Mumbai: State-owned Shipping Corporation of India (SCI) remains cautious on ordering new vessels amid the continuing slump in business, and has earmarked only around Rs 700 crore in investments for the next fiscal.
"For FY17, we are looking at something like Rs 500-700 crore. This would go into various things; it also depends on when the LNG project comes up. Part of it would be for LNG, part of it for offshore," SCI Chairman and Managing Director BB Sinha
The LNG project is the USD 1.2-billion order from state-owned GAIL for chartering nine LNG vessels.
There is a proposal to build three high-value ships within the country and SCI has the right to take up to 26 per cent interest in each of the ships.
GAIL has extended the tender to charter the ship by a month to March 31, he said.
Sinha, who took over as the chief of the company recently, said SCI is cautious when it comes to placing vessel orders and has no vessels on order at present.
Only the tankers and oil and gas segments are doing well at present, he said.
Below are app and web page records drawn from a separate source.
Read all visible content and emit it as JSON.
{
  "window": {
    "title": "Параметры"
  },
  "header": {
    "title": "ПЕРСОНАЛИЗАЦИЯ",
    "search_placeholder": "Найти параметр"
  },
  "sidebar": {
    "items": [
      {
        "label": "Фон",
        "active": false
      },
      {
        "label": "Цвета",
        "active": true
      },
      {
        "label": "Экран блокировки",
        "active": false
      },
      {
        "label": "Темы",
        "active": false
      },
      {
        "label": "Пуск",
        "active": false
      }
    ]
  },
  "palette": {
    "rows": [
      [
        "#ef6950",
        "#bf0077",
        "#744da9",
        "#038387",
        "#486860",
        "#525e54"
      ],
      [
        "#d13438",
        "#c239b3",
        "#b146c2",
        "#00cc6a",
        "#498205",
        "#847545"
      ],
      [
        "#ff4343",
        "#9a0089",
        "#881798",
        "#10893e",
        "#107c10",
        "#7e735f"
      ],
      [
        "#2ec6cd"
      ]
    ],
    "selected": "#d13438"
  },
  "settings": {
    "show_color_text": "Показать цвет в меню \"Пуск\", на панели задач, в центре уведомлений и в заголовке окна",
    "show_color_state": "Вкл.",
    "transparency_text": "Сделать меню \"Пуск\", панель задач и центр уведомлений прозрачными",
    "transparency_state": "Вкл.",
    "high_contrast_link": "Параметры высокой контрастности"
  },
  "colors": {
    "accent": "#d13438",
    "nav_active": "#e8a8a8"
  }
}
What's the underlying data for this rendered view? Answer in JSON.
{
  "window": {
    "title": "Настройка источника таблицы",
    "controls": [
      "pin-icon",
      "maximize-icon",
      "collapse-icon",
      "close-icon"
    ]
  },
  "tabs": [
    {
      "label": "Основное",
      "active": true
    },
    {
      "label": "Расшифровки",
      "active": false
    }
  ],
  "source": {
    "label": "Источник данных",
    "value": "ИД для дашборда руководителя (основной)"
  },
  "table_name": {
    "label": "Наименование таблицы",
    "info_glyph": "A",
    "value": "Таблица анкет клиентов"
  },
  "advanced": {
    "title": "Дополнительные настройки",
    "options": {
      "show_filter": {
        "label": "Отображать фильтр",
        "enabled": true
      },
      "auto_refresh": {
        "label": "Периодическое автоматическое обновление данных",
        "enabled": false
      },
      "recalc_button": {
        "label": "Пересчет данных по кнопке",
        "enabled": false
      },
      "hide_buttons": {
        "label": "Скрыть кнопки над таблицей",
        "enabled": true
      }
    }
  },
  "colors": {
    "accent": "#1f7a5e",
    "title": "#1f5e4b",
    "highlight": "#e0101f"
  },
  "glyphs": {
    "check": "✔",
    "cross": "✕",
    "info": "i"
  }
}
Between the 2008 global financial crisis and the 2013-14 fiscal, the shipping industry globally was in troubled waters and SCI was not immune to the supply glut issues which led to a massive fall in tariffs on one hand lower tonnage on the other.
Some of SCI's previously ordered ships also got delivered during this time, resulting in losses for three consecutive fiscals till 2013-14.
In 2014-15, it came back to the black registering a profit of Rs 200 crore and has posted a net profit of Rs 384 crore in the three quarters in the current fiscal.
Union shipping and ports minister Nitin Gadkari had recently said SCI would post a net profit of Rs 450 crore in the fiscal.
Sinha said there were at least a dozen ships which were ordered but the contractors did not deliver on time.
SCI recovered nearly Rs 360 crore paid to such contractors over the past two years, he said.
When asked about its joint venture with the national shipping company of Iran and if we can see some revival after the sanctions were lifted, he replied in the negative.
He explained that troubles around the sanctions continue to remain and there are only four ageing ships which the JV holds, including three bulk carriers and an oil tanker.
"We want to exit. Lot of time has already passed," the chairman said.